I totally agree with Fnarf. I think the bigger problem is that wages increases in almost all companies do not compete with inflation. And since inflation is different for each state, I can understand why its hard for large corporations to handle. But even if you save and live frugally, if your wage does not go up to meet inflation, you will always be behind. I honestly think that if wages went up with inflation, it would help quite a bit.


But yes, Americans won't sacrifice anything, even their poor diet.

Posted by Monique | February 2, 2007 11:54 AM
15

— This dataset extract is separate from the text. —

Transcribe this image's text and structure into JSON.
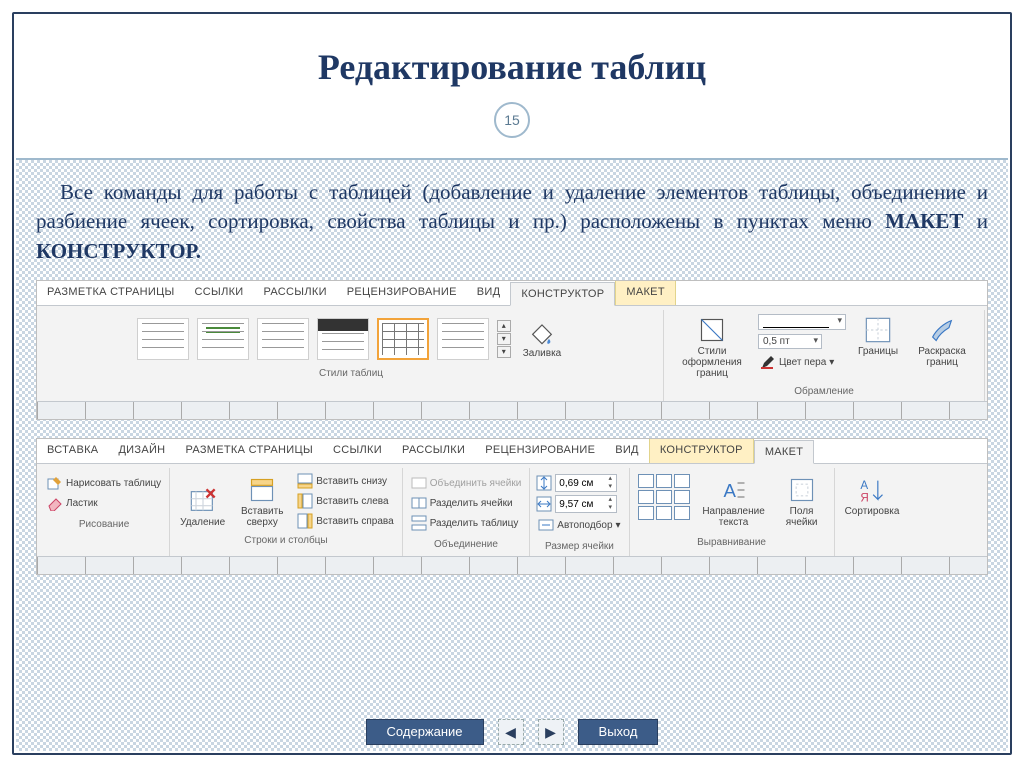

Fnarf makes wonderful points. A friend of mine who has worked for years on the UofW campus loves to regale us over dinner with tales of the high-priced items - and sense of entitlement - that students arrive on campus with, and the fancy treatment they receive, as the UW has increasingly become an expensive, elitist school.

Thursday the Seattle Times ran a long article titled "Fewer can afford to buy a house in King County, report says". It covers the "Affordable Housing 2006" report released by King County Wednesday, which concludes that housing became even more unaffordable in 2006. The low-priced semi-afforable areas are in South King County (think White Center).

Since the income of the average Slog reader is probably somewhere in the $20K range, no amount of tweaking the figures between household and personal is going to cheer them up.

Posted by MarkyMark | February 2, 2007 4:11 PM

Comments Closed

In order to combat spam, we are no longer accepting comments on this post (or any post more than 14 days old).